“We’ll be patient, but persistent,” Helen Stassen said.
The Stassen family said that they plan to keep private any information they find from their son’s online accounts.
A spokesperson for Facebook said that their policies do not allow access to a dead user’s account.
“For privacy reasons, we do not allow others to access a deceased user’s account,” a Facebook spokesperson told NBC News. In addition, the spokesperson said, the company's policy prohibits them from commenting on the Stassen family's case or any other specific cases.
Facebook has two options for a dead user’s account, the spokesperson said. The first allows an account to be memorialized, which leaves the profile up so that friends and family can leave posts in remembrance, but restricts the profile and associated content to the Facebook "friends" that the deceased had while alive, the spokesperson said. A proof of death must be provided for an account to be memorialized. In some instances, Facebook allows family members to have an account deactivated.
Other companies have different policies regarding a deceased person’s online account. According to Google’s web site, in rare cases, they may provide the content of a deceased person’s account to an authorized representative of the person. Meanwhile, Yahoo says on its site that all accounts are non-transferable and it will delete an account when they receive a death certificate.
Courtesy of Peter Stassen
The Stassen family, though, say they don't want to memorialize or deactivate their son’s Facebook account until they have seen the full contents. The only way they’ve been able to see the public part of their son’s page is because he and his brother, Peter, were friends on Facebook.
Benjamin’s Facebook profile shows a smiling young man with photos showing him skiing with his family and enjoying a beer with his brother, Peter.
Peter Stassen said that it’s been a struggle to watch his parents try to obtain access to Benjamin’s account.
“It’s hard to fully reconcile how I feel about Facebook now,” said Peter Stassen, Benjamin’s brother. “None of the people on the Facebook side seem to have any realization that my parents are people, that they’re dealing with emotions and that they’re not just an account.”

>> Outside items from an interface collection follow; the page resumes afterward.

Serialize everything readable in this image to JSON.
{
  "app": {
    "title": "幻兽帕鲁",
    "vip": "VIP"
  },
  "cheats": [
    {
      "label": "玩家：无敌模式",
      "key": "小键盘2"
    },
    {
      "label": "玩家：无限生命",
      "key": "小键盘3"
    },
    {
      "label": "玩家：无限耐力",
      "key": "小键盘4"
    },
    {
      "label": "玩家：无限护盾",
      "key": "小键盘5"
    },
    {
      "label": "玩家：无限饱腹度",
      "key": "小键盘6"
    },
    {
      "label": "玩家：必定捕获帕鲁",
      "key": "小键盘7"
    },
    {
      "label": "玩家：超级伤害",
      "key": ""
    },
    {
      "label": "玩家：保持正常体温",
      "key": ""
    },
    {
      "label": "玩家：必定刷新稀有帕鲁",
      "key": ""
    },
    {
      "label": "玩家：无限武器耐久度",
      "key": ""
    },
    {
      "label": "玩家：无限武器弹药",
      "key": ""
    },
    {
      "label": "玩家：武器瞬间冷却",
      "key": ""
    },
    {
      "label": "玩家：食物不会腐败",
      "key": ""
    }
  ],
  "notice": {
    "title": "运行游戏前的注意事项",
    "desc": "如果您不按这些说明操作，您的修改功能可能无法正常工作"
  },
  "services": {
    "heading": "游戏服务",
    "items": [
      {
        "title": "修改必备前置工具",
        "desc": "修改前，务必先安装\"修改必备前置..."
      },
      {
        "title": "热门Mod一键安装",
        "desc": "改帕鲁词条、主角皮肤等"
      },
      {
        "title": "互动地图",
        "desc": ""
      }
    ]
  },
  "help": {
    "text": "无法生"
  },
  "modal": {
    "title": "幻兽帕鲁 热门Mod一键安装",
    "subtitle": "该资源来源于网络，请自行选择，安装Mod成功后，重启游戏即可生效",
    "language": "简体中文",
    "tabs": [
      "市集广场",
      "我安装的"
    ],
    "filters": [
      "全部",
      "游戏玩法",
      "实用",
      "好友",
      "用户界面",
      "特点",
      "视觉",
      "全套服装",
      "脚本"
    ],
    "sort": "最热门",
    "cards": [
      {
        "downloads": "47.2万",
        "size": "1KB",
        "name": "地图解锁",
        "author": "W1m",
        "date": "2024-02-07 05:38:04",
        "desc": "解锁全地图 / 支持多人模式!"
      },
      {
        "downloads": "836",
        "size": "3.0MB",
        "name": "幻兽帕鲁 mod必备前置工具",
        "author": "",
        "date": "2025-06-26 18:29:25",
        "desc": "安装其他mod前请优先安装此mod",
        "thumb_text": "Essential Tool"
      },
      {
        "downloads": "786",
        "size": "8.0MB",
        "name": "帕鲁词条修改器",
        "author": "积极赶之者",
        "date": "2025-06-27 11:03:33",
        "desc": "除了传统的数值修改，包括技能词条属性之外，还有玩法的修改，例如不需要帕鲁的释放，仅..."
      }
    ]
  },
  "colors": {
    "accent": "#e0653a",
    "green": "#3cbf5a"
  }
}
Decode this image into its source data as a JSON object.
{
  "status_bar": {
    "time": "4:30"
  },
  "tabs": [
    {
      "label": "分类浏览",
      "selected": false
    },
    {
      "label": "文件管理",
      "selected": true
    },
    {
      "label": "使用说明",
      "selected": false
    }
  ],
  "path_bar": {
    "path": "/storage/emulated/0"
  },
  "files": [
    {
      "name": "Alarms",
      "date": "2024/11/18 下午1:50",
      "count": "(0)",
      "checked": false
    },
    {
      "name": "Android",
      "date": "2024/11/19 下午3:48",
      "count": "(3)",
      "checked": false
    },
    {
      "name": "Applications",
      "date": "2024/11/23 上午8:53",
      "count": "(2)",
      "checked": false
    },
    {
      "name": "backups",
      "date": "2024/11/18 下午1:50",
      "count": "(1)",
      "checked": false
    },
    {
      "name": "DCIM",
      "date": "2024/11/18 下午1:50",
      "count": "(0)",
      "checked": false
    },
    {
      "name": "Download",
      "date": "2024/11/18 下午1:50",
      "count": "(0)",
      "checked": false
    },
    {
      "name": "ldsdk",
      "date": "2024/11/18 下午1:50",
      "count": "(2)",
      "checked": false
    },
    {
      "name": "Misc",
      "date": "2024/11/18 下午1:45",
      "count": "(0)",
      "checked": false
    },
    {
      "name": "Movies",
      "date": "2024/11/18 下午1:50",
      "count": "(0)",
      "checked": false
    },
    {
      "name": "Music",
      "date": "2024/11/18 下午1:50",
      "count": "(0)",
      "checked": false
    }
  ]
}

Facebook’s policy prohibits them from commenting on the Stassen family’s case or any other specific cases, the spokesperson said.
“I think Facebook has to understand that when they push sharing of data, open sharing of data, they also have an obligation not only to be fair with the account owner during their lifetime, they have an obligation to be fair with the account owner after they’ve died,” Jay Stassen said.
How you can protect your digital assets
The growing murkiness over digital assets recently prompted the federal government to post a blog encouraging people to create social media wills.
And Professor Cahn said that people should discuss their online accounts with their loved ones and have a frank conversation about what they want to remain online, what they want to be deleted and what they want their loved ones to have access to.
“We’re in an era of uncertainty,” Cahn said. “You can certainly tell your loved ones what you want to have happen. What you have online that’s not private, you can set up a joint account.”
Cahn said couples should consider joint online bank accounts, for example. In addition, she said, people can include digital assets in their wills, but warns that wills eventually become public documents and that if you list passwords on the will, those will become accessible to the public.
A series of companies have also sprouted up, such as Entrustet and Legacy Locker, that allow you to come up with a plan for the life of your online accounts after you’re gone, Cahn said.
“As a society, we value the privacy of our online account and we want internet service providers to protect our privacy and that means not giving others access. If we thought about it, we might think differently after we die,” Cahn said.